(Definition of retaliate from the Cambridge Advanced Learner’s Dictionary & Thesaurus © Cambridge University Press)

"retaliate" in American English

See all translations

retaliateverb [I]

 us   /rɪˈtæl·iˌeɪt/
to hurt someone or do something harmful to someone because that person has done or said something harmful to you: His first instinct was to retaliate against the attacks.
retaliation
noun [U]  us   /rɪˌtæl·iˈeɪ·ʃən/
She said she was fired in retaliation for her reports of illegal business practices earlier this year.
(Definition of retaliate from the Cambridge Academic Content Dictionary © Cambridge University Press)
What is the pronunciation of retaliate?
Add Cambridge dictionaries to your browser to your website

“retaliate” in British English

“retaliate” in American English

A blazing row: words and phrases for arguing and arguments
A blazing row: words and phrases for arguing and arguments
by ,
May 04, 2016
by Kate Woodford We can’t always focus on the positive! This week, we’re looking at the language that is used to refer to arguing and arguments, and the differences in meaning between the various words and phrases. There are several words that suggest that people are arguing about something that is not important. (As you might

Read More 

Word of the Day

spaceship

(especially in stories) a vehicle used for travel in space

Word of the Day

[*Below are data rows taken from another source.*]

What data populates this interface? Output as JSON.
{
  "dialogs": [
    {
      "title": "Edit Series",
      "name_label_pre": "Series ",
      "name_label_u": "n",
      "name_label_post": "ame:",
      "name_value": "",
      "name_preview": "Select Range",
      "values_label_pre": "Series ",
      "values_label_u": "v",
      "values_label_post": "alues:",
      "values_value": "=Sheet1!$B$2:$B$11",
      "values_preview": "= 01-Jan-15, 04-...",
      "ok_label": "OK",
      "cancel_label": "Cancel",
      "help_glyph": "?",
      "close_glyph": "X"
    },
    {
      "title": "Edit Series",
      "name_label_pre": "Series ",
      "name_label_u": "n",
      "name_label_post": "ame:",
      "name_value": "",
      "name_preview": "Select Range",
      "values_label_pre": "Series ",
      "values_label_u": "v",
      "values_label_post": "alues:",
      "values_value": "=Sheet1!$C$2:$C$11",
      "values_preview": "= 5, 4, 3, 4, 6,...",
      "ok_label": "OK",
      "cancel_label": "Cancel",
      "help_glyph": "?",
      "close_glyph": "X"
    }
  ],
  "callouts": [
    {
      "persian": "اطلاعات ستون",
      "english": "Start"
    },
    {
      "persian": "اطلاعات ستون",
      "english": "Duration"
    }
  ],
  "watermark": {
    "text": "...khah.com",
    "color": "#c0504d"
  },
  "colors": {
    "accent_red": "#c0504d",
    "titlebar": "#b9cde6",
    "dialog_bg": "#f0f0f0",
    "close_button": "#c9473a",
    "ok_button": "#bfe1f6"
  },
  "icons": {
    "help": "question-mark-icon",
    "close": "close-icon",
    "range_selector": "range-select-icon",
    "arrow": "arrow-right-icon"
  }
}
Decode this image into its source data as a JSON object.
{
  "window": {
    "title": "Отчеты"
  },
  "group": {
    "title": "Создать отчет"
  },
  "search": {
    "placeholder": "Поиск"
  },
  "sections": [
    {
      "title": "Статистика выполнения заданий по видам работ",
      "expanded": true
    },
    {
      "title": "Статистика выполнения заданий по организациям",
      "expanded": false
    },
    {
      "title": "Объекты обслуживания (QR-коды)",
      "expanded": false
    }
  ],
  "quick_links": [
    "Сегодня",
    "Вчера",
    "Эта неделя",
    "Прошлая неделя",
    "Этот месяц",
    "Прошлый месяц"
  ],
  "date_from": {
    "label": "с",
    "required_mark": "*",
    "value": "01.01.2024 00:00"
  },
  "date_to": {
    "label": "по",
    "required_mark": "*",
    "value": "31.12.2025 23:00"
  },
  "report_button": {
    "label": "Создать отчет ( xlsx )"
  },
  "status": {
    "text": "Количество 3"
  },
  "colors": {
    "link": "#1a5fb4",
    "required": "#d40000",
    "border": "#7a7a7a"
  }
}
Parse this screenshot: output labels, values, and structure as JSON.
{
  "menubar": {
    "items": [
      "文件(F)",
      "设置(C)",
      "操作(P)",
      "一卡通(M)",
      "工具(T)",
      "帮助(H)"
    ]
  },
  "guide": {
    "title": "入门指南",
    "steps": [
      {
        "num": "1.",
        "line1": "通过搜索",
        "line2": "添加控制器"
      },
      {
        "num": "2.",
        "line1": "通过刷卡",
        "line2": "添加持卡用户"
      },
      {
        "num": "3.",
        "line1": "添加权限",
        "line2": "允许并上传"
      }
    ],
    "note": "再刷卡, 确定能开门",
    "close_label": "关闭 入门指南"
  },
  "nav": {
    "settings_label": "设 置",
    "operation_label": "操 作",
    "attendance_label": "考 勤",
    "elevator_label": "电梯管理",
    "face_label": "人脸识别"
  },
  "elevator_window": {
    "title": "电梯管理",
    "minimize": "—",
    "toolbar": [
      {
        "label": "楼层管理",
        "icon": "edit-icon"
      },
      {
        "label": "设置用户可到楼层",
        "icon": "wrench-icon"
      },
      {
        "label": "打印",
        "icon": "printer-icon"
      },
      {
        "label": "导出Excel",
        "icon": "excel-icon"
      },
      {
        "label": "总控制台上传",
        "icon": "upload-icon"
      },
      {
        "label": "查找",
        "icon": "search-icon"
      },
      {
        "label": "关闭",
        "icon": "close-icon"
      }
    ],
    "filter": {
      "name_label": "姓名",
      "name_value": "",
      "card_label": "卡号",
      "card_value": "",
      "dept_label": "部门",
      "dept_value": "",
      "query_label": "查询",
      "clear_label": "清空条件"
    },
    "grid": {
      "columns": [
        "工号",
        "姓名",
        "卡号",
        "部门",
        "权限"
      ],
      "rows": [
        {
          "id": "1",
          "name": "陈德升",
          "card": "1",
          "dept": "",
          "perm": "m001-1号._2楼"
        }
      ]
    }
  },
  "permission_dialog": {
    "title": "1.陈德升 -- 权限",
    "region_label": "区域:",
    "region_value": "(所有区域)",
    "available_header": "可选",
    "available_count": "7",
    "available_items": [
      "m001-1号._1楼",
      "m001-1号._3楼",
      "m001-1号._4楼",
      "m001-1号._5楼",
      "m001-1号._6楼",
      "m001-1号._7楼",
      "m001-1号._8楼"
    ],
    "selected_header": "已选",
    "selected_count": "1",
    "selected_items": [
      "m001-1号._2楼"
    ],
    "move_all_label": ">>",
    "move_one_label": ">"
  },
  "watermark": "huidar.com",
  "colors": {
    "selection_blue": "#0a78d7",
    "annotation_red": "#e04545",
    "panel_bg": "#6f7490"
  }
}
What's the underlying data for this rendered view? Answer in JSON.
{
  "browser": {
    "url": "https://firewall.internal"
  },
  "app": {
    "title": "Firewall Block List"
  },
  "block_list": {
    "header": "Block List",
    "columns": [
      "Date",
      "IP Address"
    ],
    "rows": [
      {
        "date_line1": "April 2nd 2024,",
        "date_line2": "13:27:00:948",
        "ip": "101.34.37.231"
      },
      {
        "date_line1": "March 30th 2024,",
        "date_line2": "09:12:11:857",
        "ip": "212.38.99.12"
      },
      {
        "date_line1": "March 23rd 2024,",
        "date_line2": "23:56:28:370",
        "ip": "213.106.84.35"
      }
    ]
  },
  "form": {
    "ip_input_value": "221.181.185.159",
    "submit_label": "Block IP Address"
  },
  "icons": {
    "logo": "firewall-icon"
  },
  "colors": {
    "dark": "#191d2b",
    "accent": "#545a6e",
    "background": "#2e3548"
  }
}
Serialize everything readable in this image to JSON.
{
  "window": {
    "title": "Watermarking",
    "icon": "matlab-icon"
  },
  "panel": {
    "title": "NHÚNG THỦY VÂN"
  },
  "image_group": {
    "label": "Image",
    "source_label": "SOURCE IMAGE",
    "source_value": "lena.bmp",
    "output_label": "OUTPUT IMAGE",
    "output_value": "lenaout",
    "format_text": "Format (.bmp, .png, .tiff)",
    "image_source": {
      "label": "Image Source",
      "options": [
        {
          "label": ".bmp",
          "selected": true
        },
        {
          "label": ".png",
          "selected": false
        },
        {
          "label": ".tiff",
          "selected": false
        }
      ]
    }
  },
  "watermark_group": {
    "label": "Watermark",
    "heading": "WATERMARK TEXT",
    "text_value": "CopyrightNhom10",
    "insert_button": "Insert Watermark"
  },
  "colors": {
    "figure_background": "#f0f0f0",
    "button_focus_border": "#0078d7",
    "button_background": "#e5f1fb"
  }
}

trigger warning noun
trigger warning noun
May 02, 2016
a warning that a subject may trigger unpleasant emotions or memories This is not, I should stress, an argument that trigger warnings should become commonplace on campus.

Read More